MUNICH—The novel anticoagulant apixaban is better than warfarin at preventing stroke and reducing mortality independent of renal function, a secondary analysis of the ARISTOTLE trial showed, reported MedPage Today.
Major bleeding was also reduced with apixaban, although the patients with the most impaired renal function appeared to derive the greatest benefit, according to Stefan Hohnloser, MD, of J.W. Goethe University in Frankfurt.
The findings reported at the European Society of Cardiology meeting here and published simultaneously online in the European Heart Journal "suggest that apixaban may be particularly suited to address the unmet need for more effective and safe stroke prevention in patients with atrial fibrillation and renal dysfunction," he said.
Impaired renal function is common in patients with atrial fibrillation and is associated with greater risks of bleeding and poor outcomes. Because of the fear of bleeding, many patients with both renal dysfunction and atrial fibrillation do not receive oral anticoagulation.
Hohnloser and colleagues performed a prespecified secondary analysis of the ARISTOTLE trial, which showed that apixaban—of which about 25 percent is excreted through the kidneys—significantly reduced stroke and systemic embolism by a relative 21 percent, total mortality by a relative 11 percent, and major bleeding by a relative 31 percent versus warfarin in patients with atrial fibrillation and at least one additional risk factor for stroke.
They used three different methods to estimate glomerular filtration rate among 14,884 study participants—the Cockcroft-Gault and Chronic Kidney Disease Epidemiology Collaboration (CKD-EPI) equations, which are both based on serum creatinine, as well as cystatin C measurements.
According to the Cockcroft-Gault equation, at baseline 42 percnt of patients had an eGFR greater than 80 mL/min, 42 percent had an estimate greater than 50 but no greater than 80 mL/min, and 15 percent had an estimate of 50 mL/min or less.
As seen in prior studies, the rates of cardiovascular events, mortality, and bleeding were highest in the patients with impaired renal function (eGFR of 80 mL/min or less).
Compared with warfarin, apixaban was more effective at preventing stroke and systemic embolism and reducing all-cause mortality, regardless of baseline renal function and the method used to calculate it.
Apixaban also reduced major bleeding events across all ranges of eGFR, although there was a significant interaction between treatment effect and renal function indicating greater efficacy in patients with an eGFR of 50 mL/min or less according to the Cockcroft-Gault equation (P=0.005).
The relative risk reduction in major bleeding was greater in patients with an eGFR of ≤50 mL/min using Cockcroft–Gault (HR 0.50 95% CI 0.38 to 0.66, P=0.005).
"This is interesting, important, and needs to be explained," Keith Fox, MBChB, of the Edinburgh Center for Cardiovascular Science in Scotland, said in comments following Hohnloser's presentation.
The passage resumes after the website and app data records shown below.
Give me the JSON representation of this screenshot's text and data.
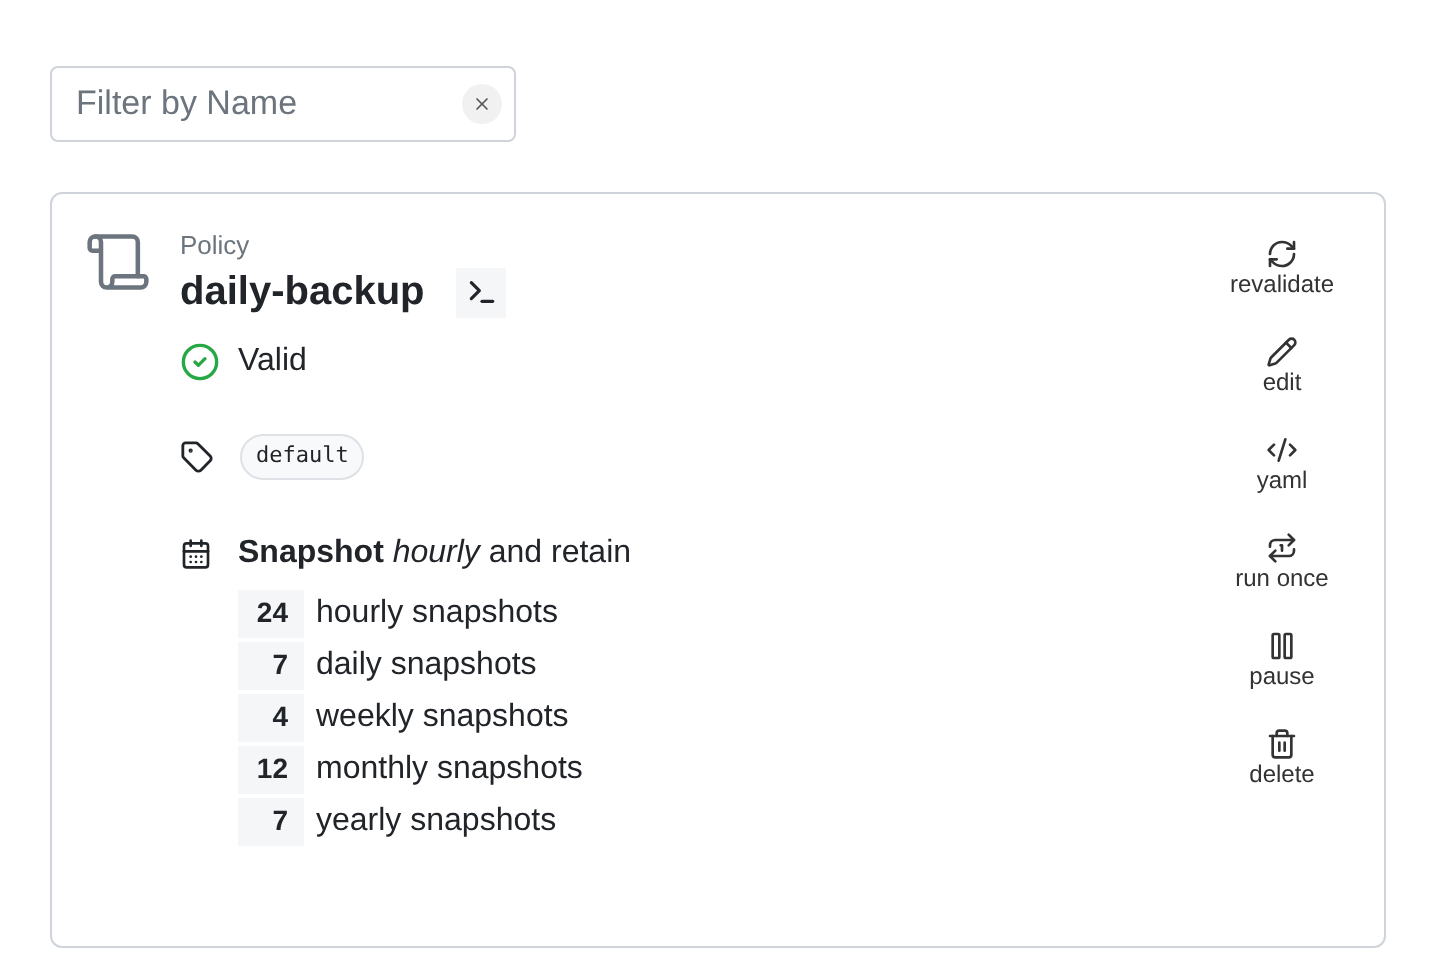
{
  "filter": {
    "placeholder": "Filter by Name"
  },
  "policy": {
    "type_label": "Policy",
    "name": "daily-backup",
    "status": {
      "kind": "valid",
      "label": "Valid"
    },
    "tags": [
      "default"
    ],
    "schedule": "**Snapshot** *hourly* and retain",
    "retention": [
      {
        "count": "24",
        "label": "hourly snapshots"
      },
      {
        "count": "7",
        "label": "daily snapshots"
      },
      {
        "count": "4",
        "label": "weekly snapshots"
      },
      {
        "count": "12",
        "label": "monthly snapshots"
      },
      {
        "count": "7",
        "label": "yearly snapshots"
      }
    ]
  },
  "actions": [
    {
      "kind": "revalidate",
      "label": "revalidate"
    },
    {
      "kind": "edit",
      "label": "edit"
    },
    {
      "kind": "yaml",
      "label": "yaml"
    },
    {
      "kind": "run",
      "label": "run once"
    },
    {
      "kind": "pause",
      "label": "pause"
    },
    {
      "kind": "delete",
      "label": "delete"
    }
  ]
}
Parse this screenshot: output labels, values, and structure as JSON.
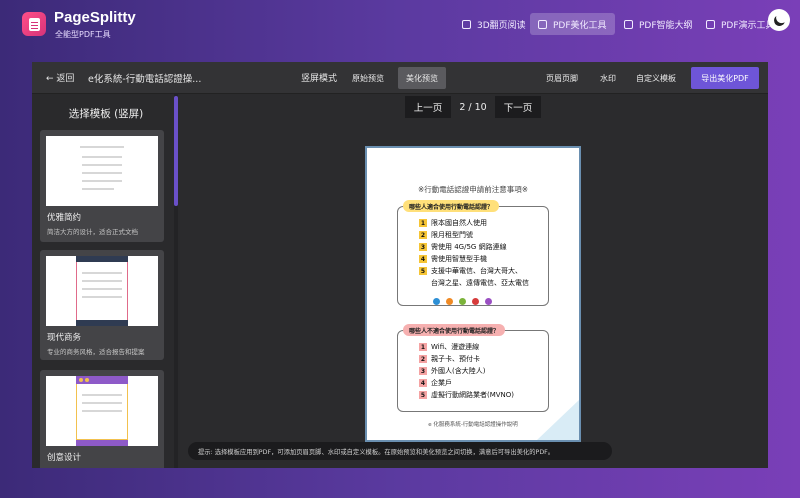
{
  "header": {
    "brand": "PageSplitty",
    "subtitle": "全能型PDF工具",
    "nav": [
      {
        "label": "3D翻页阅读",
        "icon": "book-icon"
      },
      {
        "label": "PDF美化工具",
        "icon": "edit-icon"
      },
      {
        "label": "PDF智能大纲",
        "icon": "outline-icon"
      },
      {
        "label": "PDF演示工具",
        "icon": "present-icon"
      }
    ],
    "active_nav": 1,
    "theme_icon": "moon-icon"
  },
  "toolbar": {
    "back": "← 返回",
    "doc_title": "e化系統-行動電話認證操...",
    "mode": "竖屏模式",
    "tabs": [
      "原始预览",
      "美化预览"
    ],
    "active_tab": 1,
    "actions": [
      "页眉页脚",
      "水印",
      "自定义模板"
    ],
    "export": "导出美化PDF"
  },
  "sidebar": {
    "title": "选择模板 (竖屏)",
    "templates": [
      {
        "name": "优雅简约",
        "desc": "简洁大方的设计，适合正式文档"
      },
      {
        "name": "现代商务",
        "desc": "专业的商务风格，适合报告和提案"
      },
      {
        "name": "创意设计",
        "desc": ""
      }
    ]
  },
  "pager": {
    "prev": "上一页",
    "page": "2 / 10",
    "next": "下一页"
  },
  "document": {
    "title": "※行動電話認證申請前注意事項※",
    "section_ok": {
      "label": "哪些人適合使用行動電話認證？",
      "items": [
        {
          "n": "1",
          "text": "限本國自然人使用"
        },
        {
          "n": "2",
          "text": "限月租型門號"
        },
        {
          "n": "3",
          "text": "需使用 4G/5G 網路連線"
        },
        {
          "n": "4",
          "text": "需使用智慧型手機"
        },
        {
          "n": "5",
          "text": "支援中華電信、台灣大哥大、"
        }
      ],
      "continuation": "台灣之星、遠傳電信、亞太電信"
    },
    "section_no": {
      "label": "哪些人不適合使用行動電話認證？",
      "items": [
        {
          "n": "1",
          "text": "Wifi、漫遊連線"
        },
        {
          "n": "2",
          "text": "親子卡、預付卡"
        },
        {
          "n": "3",
          "text": "外國人(含大陸人)"
        },
        {
          "n": "4",
          "text": "企業戶"
        },
        {
          "n": "5",
          "text": "虛擬行動網路業者(MVNO)"
        }
      ]
    },
    "footer": "e 化服務系統-行動電話認證操作說明",
    "colors": {
      "highlight": "#f6c536",
      "warning": "#f5a3a3",
      "border": "#6a8fb0"
    }
  },
  "tip": "提示: 选择模板应用到PDF，可添加页眉页脚、水印或自定义模板。在原始预览和美化预览之间切换，满意后可导出美化的PDF。"
}
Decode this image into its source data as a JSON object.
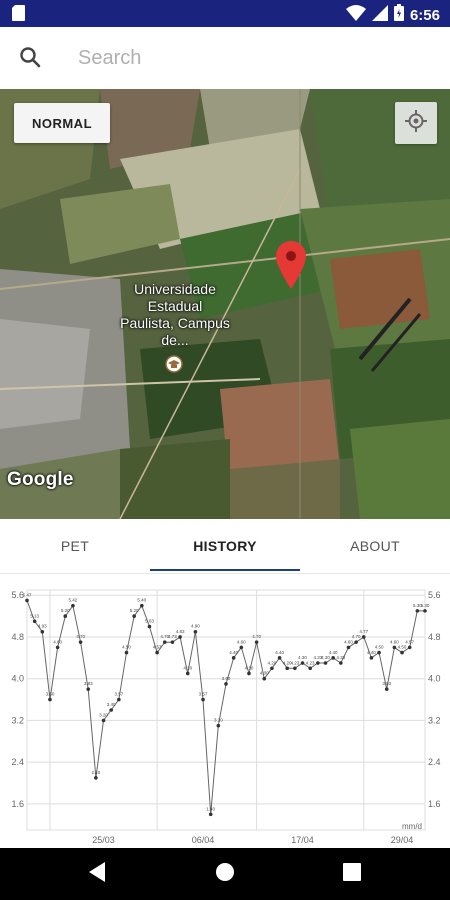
{
  "status_bar": {
    "time": "6:56",
    "icons": [
      "sd-card-icon",
      "wifi-icon",
      "signal-icon",
      "battery-icon"
    ]
  },
  "search": {
    "placeholder": "Search",
    "value": ""
  },
  "map": {
    "map_type_label": "NORMAL",
    "place_label": "Universidade Estadual Paulista, Campus de...",
    "watermark": "Google",
    "colors": {
      "marker": "#e53935"
    }
  },
  "tabs": [
    {
      "label": "PET",
      "active": false
    },
    {
      "label": "HISTORY",
      "active": true
    },
    {
      "label": "ABOUT",
      "active": false
    }
  ],
  "colors": {
    "status_bar": "#1a237e",
    "tab_indicator": "#1a3f8a",
    "chart_line": "#666666"
  },
  "chart_data": {
    "type": "line",
    "title": "",
    "xlabel": "",
    "ylabel": "mm/d",
    "ylim": [
      1.1,
      5.7
    ],
    "yticks": [
      "1.6",
      "2.4",
      "3.2",
      "4.0",
      "4.8",
      "5.6"
    ],
    "xticks": [
      "25/03",
      "06/04",
      "17/04",
      "29/04"
    ],
    "grid": true,
    "legend": "none",
    "series": [
      {
        "values": [
          5.5,
          5.1,
          4.9,
          3.6,
          4.6,
          5.2,
          5.4,
          4.7,
          3.8,
          2.1,
          3.2,
          3.4,
          3.6,
          4.5,
          5.2,
          5.4,
          5.0,
          4.5,
          4.7,
          4.7,
          4.8,
          4.1,
          4.9,
          3.6,
          1.4,
          3.1,
          3.9,
          4.4,
          4.6,
          4.1,
          4.7,
          4.0,
          4.2,
          4.4,
          4.2,
          4.2,
          4.3,
          4.2,
          4.3,
          4.3,
          4.4,
          4.3,
          4.6,
          4.7,
          4.8,
          4.4,
          4.5,
          3.8,
          4.6,
          4.5,
          4.6,
          5.3,
          5.3
        ],
        "labels": [
          "5.47",
          "5.13",
          "4.93",
          "3.60",
          "4.60",
          "5.20",
          "5.42",
          "4.70",
          "3.83",
          "2.10",
          "3.20",
          "3.40",
          "3.57",
          "4.50",
          "5.20",
          "5.40",
          "5.03",
          "4.53",
          "4.70",
          "4.73",
          "4.83",
          "4.10",
          "4.90",
          "3.57",
          "1.40",
          "3.10",
          "3.90",
          "4.40",
          "4.60",
          "4.10",
          "4.70",
          "4.00",
          "4.20",
          "4.40",
          "4.20",
          "4.23",
          "4.30",
          "4.23",
          "4.33",
          "4.30",
          "4.40",
          "4.33",
          "4.60",
          "4.70",
          "4.77",
          "4.40",
          "4.50",
          "3.83",
          "4.60",
          "4.50",
          "4.57",
          "5.30",
          "5.30"
        ]
      }
    ]
  }
}
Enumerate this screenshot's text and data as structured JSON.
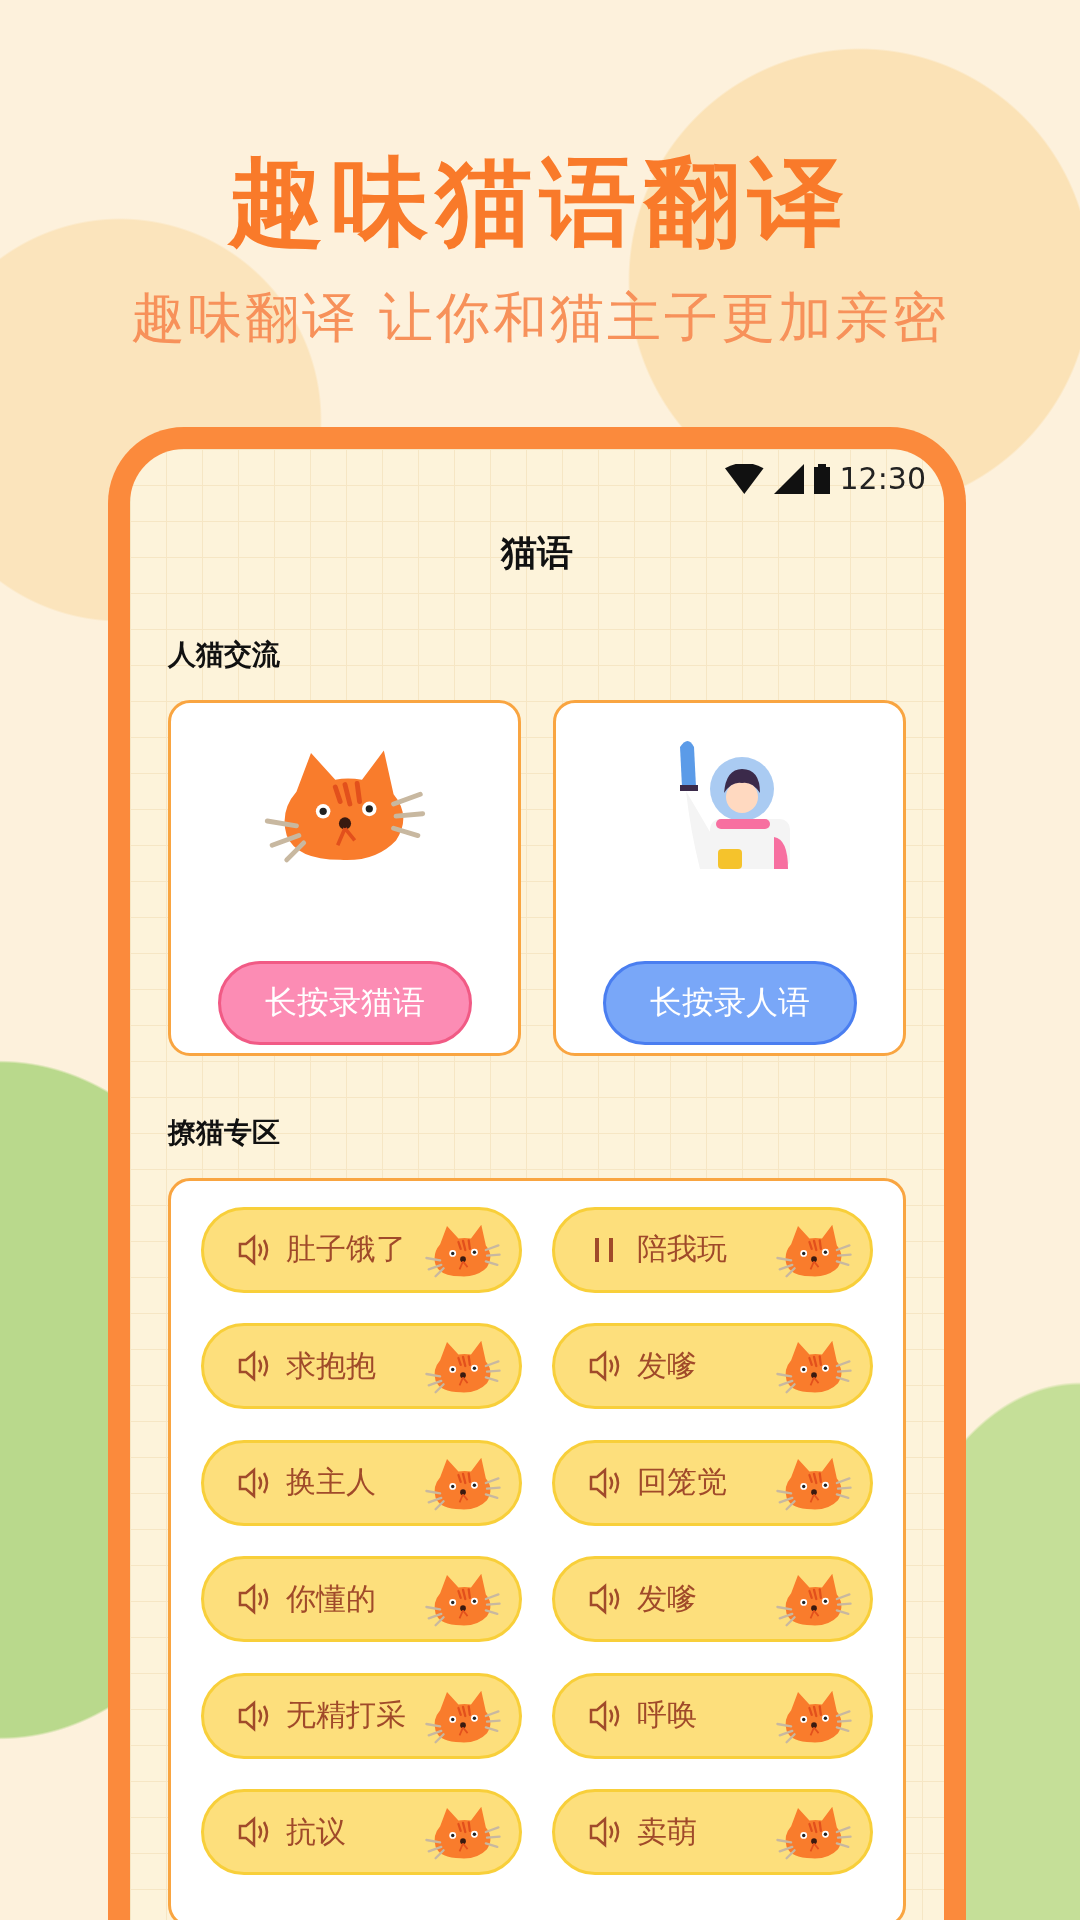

The researchers conducted sensitivity analyses to see whether the finding was related to use of a half dose of apixaban in some patients. Most patients received 5 mg twice daily but patients 80 and older, those with a body weight of 132 pounds or less, and those with a serum creatinine of 1.5 mg/dL or greater received 2.5 mg twice daily.
The reduced dose did not fully explain the greater reductions in major bleeding seen in the patients with the worst renal function.
"In my view," Fox said, "ARISTOTLE [apixaban] provides a treatment option and advantages over warfarin in patients with moderate renal dysfunction, a group that [is] currently suboptimally treated."